» Extracted records:
------------------------------------------------------------

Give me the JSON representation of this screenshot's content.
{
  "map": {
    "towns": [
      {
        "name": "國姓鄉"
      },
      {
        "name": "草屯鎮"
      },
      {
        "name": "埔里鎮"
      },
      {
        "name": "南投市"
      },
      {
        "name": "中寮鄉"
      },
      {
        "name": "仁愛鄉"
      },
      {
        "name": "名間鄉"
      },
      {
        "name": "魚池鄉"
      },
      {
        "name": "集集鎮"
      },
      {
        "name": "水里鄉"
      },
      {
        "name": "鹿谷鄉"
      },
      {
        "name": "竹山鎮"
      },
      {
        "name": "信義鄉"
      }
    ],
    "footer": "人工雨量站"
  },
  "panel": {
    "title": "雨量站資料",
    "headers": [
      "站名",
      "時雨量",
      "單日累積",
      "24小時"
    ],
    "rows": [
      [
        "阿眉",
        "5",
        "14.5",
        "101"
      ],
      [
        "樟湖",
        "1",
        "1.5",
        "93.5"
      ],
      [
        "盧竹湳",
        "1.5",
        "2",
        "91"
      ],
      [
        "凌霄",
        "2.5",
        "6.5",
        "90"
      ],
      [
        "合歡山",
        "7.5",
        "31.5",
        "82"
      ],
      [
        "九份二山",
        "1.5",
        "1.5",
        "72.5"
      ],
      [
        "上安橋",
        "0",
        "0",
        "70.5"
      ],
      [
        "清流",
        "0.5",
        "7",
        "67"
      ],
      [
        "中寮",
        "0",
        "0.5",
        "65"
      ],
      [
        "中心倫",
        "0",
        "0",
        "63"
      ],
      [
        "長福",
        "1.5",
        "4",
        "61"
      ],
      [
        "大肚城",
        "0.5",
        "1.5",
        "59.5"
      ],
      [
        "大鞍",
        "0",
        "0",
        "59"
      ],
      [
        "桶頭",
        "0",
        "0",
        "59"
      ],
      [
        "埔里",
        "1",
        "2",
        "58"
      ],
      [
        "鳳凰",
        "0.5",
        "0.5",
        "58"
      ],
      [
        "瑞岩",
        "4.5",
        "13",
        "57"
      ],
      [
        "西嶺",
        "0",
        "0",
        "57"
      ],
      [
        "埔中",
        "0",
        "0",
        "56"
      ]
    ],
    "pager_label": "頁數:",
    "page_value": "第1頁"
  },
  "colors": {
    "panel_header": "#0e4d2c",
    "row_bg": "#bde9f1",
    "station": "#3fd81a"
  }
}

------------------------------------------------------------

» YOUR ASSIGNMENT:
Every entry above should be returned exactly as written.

» OUTPUT FOR THIS TASK:
Give me the JSON representation of this screenshot's content.
{
  "map": {
    "towns": [
      {
        "name": "國姓鄉"
      },
      {
        "name": "草屯鎮"
      },
      {
        "name": "埔里鎮"
      },
      {
        "name": "南投市"
      },
      {
        "name": "中寮鄉"
      },
      {
        "name": "仁愛鄉"
      },
      {
        "name": "名間鄉"
      },
      {
        "name": "魚池鄉"
      },
      {
        "name": "集集鎮"
      },
      {
        "name": "水里鄉"
      },
      {
        "name": "鹿谷鄉"
      },
      {
        "name": "竹山鎮"
      },
      {
        "name": "信義鄉"
      }
    ],
    "footer": "人工雨量站"
  },
  "panel": {
    "title": "雨量站資料",
    "headers": [
      "站名",
      "時雨量",
      "單日累積",
      "24小時"
    ],
    "rows": [
      [
        "阿眉",
        "5",
        "14.5",
        "101"
      ],
      [
        "樟湖",
        "1",
        "1.5",
        "93.5"
      ],
      [
        "盧竹湳",
        "1.5",
        "2",
        "91"
      ],
      [
        "凌霄",
        "2.5",
        "6.5",
        "90"
      ],
      [
        "合歡山",
        "7.5",
        "31.5",
        "82"
      ],
      [
        "九份二山",
        "1.5",
        "1.5",
        "72.5"
      ],
      [
        "上安橋",
        "0",
        "0",
        "70.5"
      ],
      [
        "清流",
        "0.5",
        "7",
        "67"
      ],
      [
        "中寮",
        "0",
        "0.5",
        "65"
      ],
      [
        "中心倫",
        "0",
        "0",
        "63"
      ],
      [
        "長福",
        "1.5",
        "4",
        "61"
      ],
      [
        "大肚城",
        "0.5",
        "1.5",
        "59.5"
      ],
      [
        "大鞍",
        "0",
        "0",
        "59"
      ],
      [
        "桶頭",
        "0",
        "0",
        "59"
      ],
      [
        "埔里",
        "1",
        "2",
        "58"
      ],
      [
        "鳳凰",
        "0.5",
        "0.5",
        "58"
      ],
      [
        "瑞岩",
        "4.5",
        "13",
        "57"
      ],
      [
        "西嶺",
        "0",
        "0",
        "57"
      ],
      [
        "埔中",
        "0",
        "0",
        "56"
      ]
    ],
    "pager_label": "頁數:",
    "page_value": "第1頁"
  },
  "colors": {
    "panel_header": "#0e4d2c",
    "row_bg": "#bde9f1",
    "station": "#3fd81a"
  }
}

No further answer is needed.